:: Goal of the exercise ::
Write out the data that follows. Keep every character unchanged.
━━━━━ Source data ━━━━━
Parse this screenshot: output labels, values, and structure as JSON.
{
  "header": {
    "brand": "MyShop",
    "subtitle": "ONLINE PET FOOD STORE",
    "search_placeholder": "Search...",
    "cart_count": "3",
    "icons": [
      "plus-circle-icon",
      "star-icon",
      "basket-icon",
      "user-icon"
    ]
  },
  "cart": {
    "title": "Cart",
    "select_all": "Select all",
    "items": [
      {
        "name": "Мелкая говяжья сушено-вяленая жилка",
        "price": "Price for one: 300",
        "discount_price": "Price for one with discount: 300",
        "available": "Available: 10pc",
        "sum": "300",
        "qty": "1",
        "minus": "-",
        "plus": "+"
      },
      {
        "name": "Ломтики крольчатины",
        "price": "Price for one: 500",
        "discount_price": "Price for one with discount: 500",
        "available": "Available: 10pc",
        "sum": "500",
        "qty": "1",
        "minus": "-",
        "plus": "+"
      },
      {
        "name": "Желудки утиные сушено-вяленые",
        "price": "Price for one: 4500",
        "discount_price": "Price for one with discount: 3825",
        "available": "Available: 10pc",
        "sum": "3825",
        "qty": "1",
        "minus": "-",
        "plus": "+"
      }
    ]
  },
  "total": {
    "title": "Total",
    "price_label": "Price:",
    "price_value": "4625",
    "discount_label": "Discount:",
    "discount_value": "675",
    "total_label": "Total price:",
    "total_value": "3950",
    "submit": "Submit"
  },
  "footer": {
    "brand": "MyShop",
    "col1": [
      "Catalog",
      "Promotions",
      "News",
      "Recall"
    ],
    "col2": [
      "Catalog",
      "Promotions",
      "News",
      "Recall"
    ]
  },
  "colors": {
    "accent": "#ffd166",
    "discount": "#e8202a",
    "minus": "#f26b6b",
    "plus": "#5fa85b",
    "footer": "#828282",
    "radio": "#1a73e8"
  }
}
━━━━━
:: Exercise result ::
Parse this screenshot: output labels, values, and structure as JSON.
{
  "header": {
    "brand": "MyShop",
    "subtitle": "ONLINE PET FOOD STORE",
    "search_placeholder": "Search...",
    "cart_count": "3",
    "icons": [
      "plus-circle-icon",
      "star-icon",
      "basket-icon",
      "user-icon"
    ]
  },
  "cart": {
    "title": "Cart",
    "select_all": "Select all",
    "items": [
      {
        "name": "Мелкая говяжья сушено-вяленая жилка",
        "price": "Price for one: 300",
        "discount_price": "Price for one with discount: 300",
        "available": "Available: 10pc",
        "sum": "300",
        "qty": "1",
        "minus": "-",
        "plus": "+"
      },
      {
        "name": "Ломтики крольчатины",
        "price": "Price for one: 500",
        "discount_price": "Price for one with discount: 500",
        "available": "Available: 10pc",
        "sum": "500",
        "qty": "1",
        "minus": "-",
        "plus": "+"
      },
      {
        "name": "Желудки утиные сушено-вяленые",
        "price": "Price for one: 4500",
        "discount_price": "Price for one with discount: 3825",
        "available": "Available: 10pc",
        "sum": "3825",
        "qty": "1",
        "minus": "-",
        "plus": "+"
      }
    ]
  },
  "total": {
    "title": "Total",
    "price_label": "Price:",
    "price_value": "4625",
    "discount_label": "Discount:",
    "discount_value": "675",
    "total_label": "Total price:",
    "total_value": "3950",
    "submit": "Submit"
  },
  "footer": {
    "brand": "MyShop",
    "col1": [
      "Catalog",
      "Promotions",
      "News",
      "Recall"
    ],
    "col2": [
      "Catalog",
      "Promotions",
      "News",
      "Recall"
    ]
  },
  "colors": {
    "accent": "#ffd166",
    "discount": "#e8202a",
    "minus": "#f26b6b",
    "plus": "#5fa85b",
    "footer": "#828282",
    "radio": "#1a73e8"
  }
}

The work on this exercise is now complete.